[Start of section]

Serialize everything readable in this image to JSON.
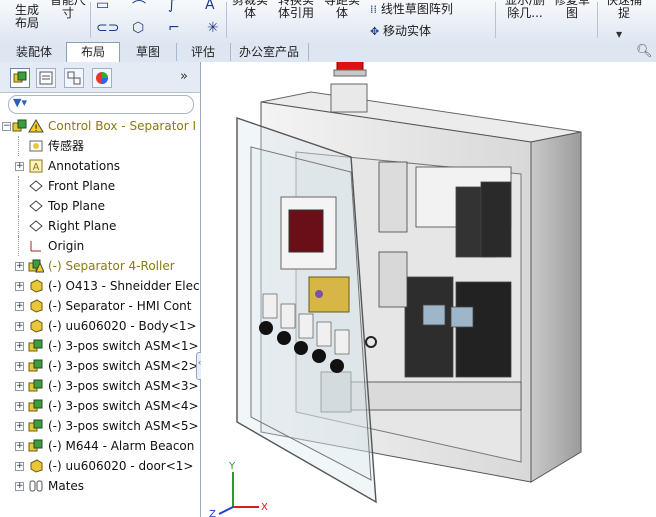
{
  "ribbon": {
    "items": [
      {
        "label": "生成\n布局"
      },
      {
        "label": "智能尺\n寸"
      },
      {
        "label": "剪裁实\n体"
      },
      {
        "label": "转换实\n体引用"
      },
      {
        "label": "等距实\n体"
      },
      {
        "label": "线性草图阵列"
      },
      {
        "label": "移动实体"
      },
      {
        "label": "显示/删\n除几..."
      },
      {
        "label": "修复草\n图"
      },
      {
        "label": "快速捕\n捉"
      }
    ]
  },
  "tabs": [
    {
      "label": "装配体"
    },
    {
      "label": "布局"
    },
    {
      "label": "草图"
    },
    {
      "label": "评估"
    },
    {
      "label": "办公室产品"
    }
  ],
  "tree": {
    "root": "Control Box - Separator I",
    "items": [
      {
        "label": "传感器",
        "icon": "sensor-icon"
      },
      {
        "label": "Annotations",
        "icon": "annotations-icon"
      },
      {
        "label": "Front Plane",
        "icon": "plane-icon"
      },
      {
        "label": "Top Plane",
        "icon": "plane-icon"
      },
      {
        "label": "Right Plane",
        "icon": "plane-icon"
      },
      {
        "label": "Origin",
        "icon": "origin-icon"
      },
      {
        "label": "(-) Separator 4-Roller",
        "icon": "subassembly-warning-icon"
      },
      {
        "label": "(-) O413 - Shneidder Elec",
        "icon": "part-icon"
      },
      {
        "label": "(-) Separator - HMI Cont",
        "icon": "part-icon"
      },
      {
        "label": "(-) uu606020 - Body<1>",
        "icon": "part-icon"
      },
      {
        "label": "(-) 3-pos switch ASM<1>",
        "icon": "subassembly-icon"
      },
      {
        "label": "(-) 3-pos switch ASM<2>",
        "icon": "subassembly-icon"
      },
      {
        "label": "(-) 3-pos switch ASM<3>",
        "icon": "subassembly-icon"
      },
      {
        "label": "(-) 3-pos switch ASM<4>",
        "icon": "subassembly-icon"
      },
      {
        "label": "(-) 3-pos switch ASM<5>",
        "icon": "subassembly-icon"
      },
      {
        "label": "(-) M644 - Alarm Beacon",
        "icon": "subassembly-icon"
      },
      {
        "label": "(-) uu606020 - door<1>",
        "icon": "part-icon"
      },
      {
        "label": "Mates",
        "icon": "mates-icon"
      }
    ]
  },
  "triad": {
    "x": "X",
    "y": "Y",
    "z": "Z"
  },
  "colors": {
    "accent": "#1c3a8a",
    "beacon": "#e01010",
    "panel_bg": "#ffffff"
  }
}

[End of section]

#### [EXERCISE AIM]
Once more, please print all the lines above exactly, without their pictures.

#### [WRITTEN REPLY]
Serialize everything readable in this image to JSON.
{
  "ribbon": {
    "items": [
      {
        "label": "生成\n布局"
      },
      {
        "label": "智能尺\n寸"
      },
      {
        "label": "剪裁实\n体"
      },
      {
        "label": "转换实\n体引用"
      },
      {
        "label": "等距实\n体"
      },
      {
        "label": "线性草图阵列"
      },
      {
        "label": "移动实体"
      },
      {
        "label": "显示/删\n除几..."
      },
      {
        "label": "修复草\n图"
      },
      {
        "label": "快速捕\n捉"
      }
    ]
  },
  "tabs": [
    {
      "label": "装配体"
    },
    {
      "label": "布局"
    },
    {
      "label": "草图"
    },
    {
      "label": "评估"
    },
    {
      "label": "办公室产品"
    }
  ],
  "tree": {
    "root": "Control Box - Separator I",
    "items": [
      {
        "label": "传感器",
        "icon": "sensor-icon"
      },
      {
        "label": "Annotations",
        "icon": "annotations-icon"
      },
      {
        "label": "Front Plane",
        "icon": "plane-icon"
      },
      {
        "label": "Top Plane",
        "icon": "plane-icon"
      },
      {
        "label": "Right Plane",
        "icon": "plane-icon"
      },
      {
        "label": "Origin",
        "icon": "origin-icon"
      },
      {
        "label": "(-) Separator 4-Roller",
        "icon": "subassembly-warning-icon"
      },
      {
        "label": "(-) O413 - Shneidder Elec",
        "icon": "part-icon"
      },
      {
        "label": "(-) Separator - HMI Cont",
        "icon": "part-icon"
      },
      {
        "label": "(-) uu606020 - Body<1>",
        "icon": "part-icon"
      },
      {
        "label": "(-) 3-pos switch ASM<1>",
        "icon": "subassembly-icon"
      },
      {
        "label": "(-) 3-pos switch ASM<2>",
        "icon": "subassembly-icon"
      },
      {
        "label": "(-) 3-pos switch ASM<3>",
        "icon": "subassembly-icon"
      },
      {
        "label": "(-) 3-pos switch ASM<4>",
        "icon": "subassembly-icon"
      },
      {
        "label": "(-) 3-pos switch ASM<5>",
        "icon": "subassembly-icon"
      },
      {
        "label": "(-) M644 - Alarm Beacon",
        "icon": "subassembly-icon"
      },
      {
        "label": "(-) uu606020 - door<1>",
        "icon": "part-icon"
      },
      {
        "label": "Mates",
        "icon": "mates-icon"
      }
    ]
  },
  "triad": {
    "x": "X",
    "y": "Y",
    "z": "Z"
  },
  "colors": {
    "accent": "#1c3a8a",
    "beacon": "#e01010",
    "panel_bg": "#ffffff"
  }
}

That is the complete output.